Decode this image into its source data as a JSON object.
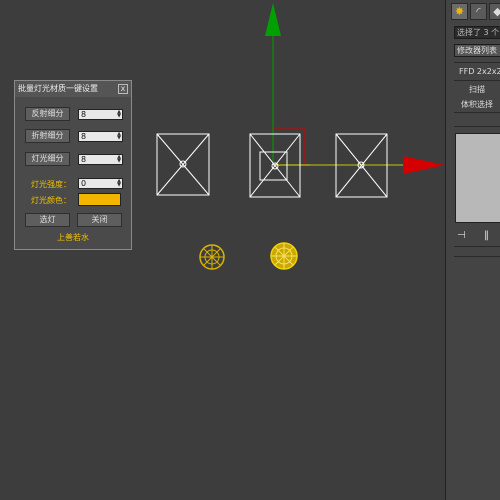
{
  "dialog": {
    "title": "批量灯光材质一键设置",
    "close_label": "x",
    "reflect_label": "反射细分",
    "reflect_value": "8",
    "refract_label": "折射细分",
    "refract_value": "8",
    "light_subdiv_label": "灯光细分",
    "light_subdiv_value": "8",
    "light_intensity_label": "灯光强度：",
    "light_intensity_value": "0",
    "light_color_label": "灯光颜色：",
    "light_color": "#f2b600",
    "select_label": "选灯",
    "close_button_label": "关闭",
    "credit": "上善若水"
  },
  "command_panel": {
    "tabs": [
      {
        "icon": "sun-icon",
        "glyph": "✸"
      },
      {
        "icon": "curve-icon",
        "glyph": "◜"
      },
      {
        "icon": "hierarchy-icon",
        "glyph": "◆"
      }
    ],
    "selection_text": "选择了 3 个",
    "modifier_list": "修改器列表",
    "stack": [
      "FFD 2x2x2",
      "扫描",
      "体积选择"
    ],
    "bottom_icons": [
      {
        "icon": "pin-stack-icon",
        "glyph": "⊣"
      },
      {
        "icon": "show-end-result-icon",
        "glyph": "‖"
      }
    ]
  },
  "viewport": {
    "gizmo_colors": {
      "x_axis": "#d40000",
      "y_axis": "#00a000",
      "z_highlight": "#e0e000",
      "selection": "#ffffff"
    }
  }
}
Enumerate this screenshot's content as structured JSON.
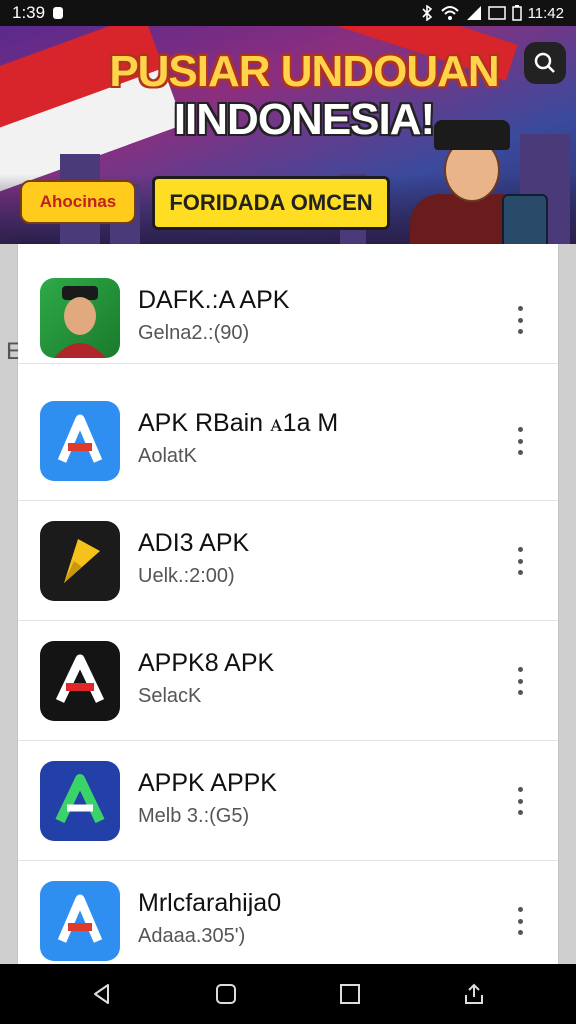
{
  "status_bar": {
    "time": "1:39",
    "right_text": "11:42"
  },
  "banner": {
    "title_line1": "PUSIAR UNDOUAN",
    "title_line2": "IINDONESIA!",
    "left_pill": "Ahocinas",
    "main_pill": "FORIDADA OMCEN"
  },
  "apps": [
    {
      "name": "DAFK.:A APK",
      "subtitle": "Gelna2.:(90)",
      "icon": "person-avatar-icon"
    },
    {
      "name": "APK RBain ꭺ1a M",
      "subtitle": "AolatK",
      "icon": "blue-a-logo-icon"
    },
    {
      "name": "ADI3 APK",
      "subtitle": "Uelk.:2:00)",
      "icon": "yellow-p-logo-icon"
    },
    {
      "name": "APPK8 APK",
      "subtitle": "SelacK",
      "icon": "black-a-logo-icon"
    },
    {
      "name": "APPK APPK",
      "subtitle": "Melb 3.:(G5)",
      "icon": "green-a-logo-icon"
    },
    {
      "name": "Mrlcfarahija0",
      "subtitle": "Adaaa.305')",
      "icon": "blue-a-logo-icon"
    }
  ],
  "background": {
    "left_letter": "E"
  },
  "colors": {
    "accent_yellow": "#ffdd22",
    "banner_red": "#d8242b"
  }
}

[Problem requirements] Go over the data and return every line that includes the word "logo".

[Task response]
      "icon": "blue-a-logo-icon"
      "icon": "yellow-p-logo-icon"
      "icon": "black-a-logo-icon"
      "icon": "green-a-logo-icon"
      "icon": "blue-a-logo-icon"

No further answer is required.